Seyia enjoying the mud

Seyia enjoying the mud

Adjustment period flew by for her and quickly she was ready to learn more than just her exhibit and keepers.  She was ready to start training!  Marjorie, her main keeper, had a list for us to begin training from.  The first was for Seyia to lean her body against the poles of her enclosure, so she could be bathed, skin checked and oiled, and just for an overall good evaluation of her health.  We couldn’t believe how quickly she caught on to asking her to move over.  Then we added asking her to place her front foot on a block so we could begin doing foot care, she figured this out rapidly too!  The first time the “light bulb” went on, she lifted her foot so high we were laughing about her overzealous nature to please. The next hurdle was teaching her to lie down. Imagine asking a 2,400 lb animal to place herself in the most vulnerable position, in front of hundreds of visitors. She is now doing this reliably out on exhibit during her training sessions!

Smart Seyia has mastered the "lie down" behavior.

Smart Seyia has mastered the “lie down” behavior.

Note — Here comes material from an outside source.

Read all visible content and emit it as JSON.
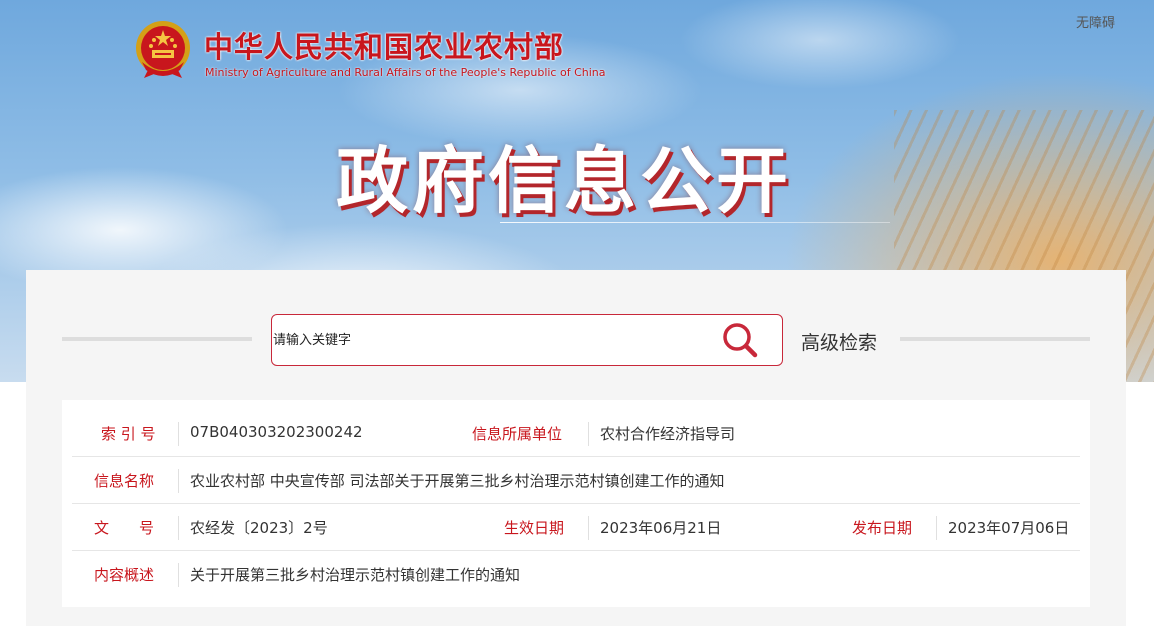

Smart is not all Seyia has going for her, she is also very sweet natured and craves attention from her keepers.  So much so she began calling to them, something black rhino’s are NOT known to do.  Marjorie and I decided it would be an incredible experience for patrons to be able to hear this animal actually make a sound.  So we began capturing the behavior and now she will “speak” on command.  She is still a little unsure how loud we want her be outside, but inside she is quite happy to be loud all day!  Her vocal call is such a different sound.  Some compare it to a whale, others to a bird, and some say it sounds like a child’s kazoo.  The best part is this spring and summer you will be able to hear her, see her, and watch her train with Marjorie in her exhibit!

April 7, 2014   2 Comments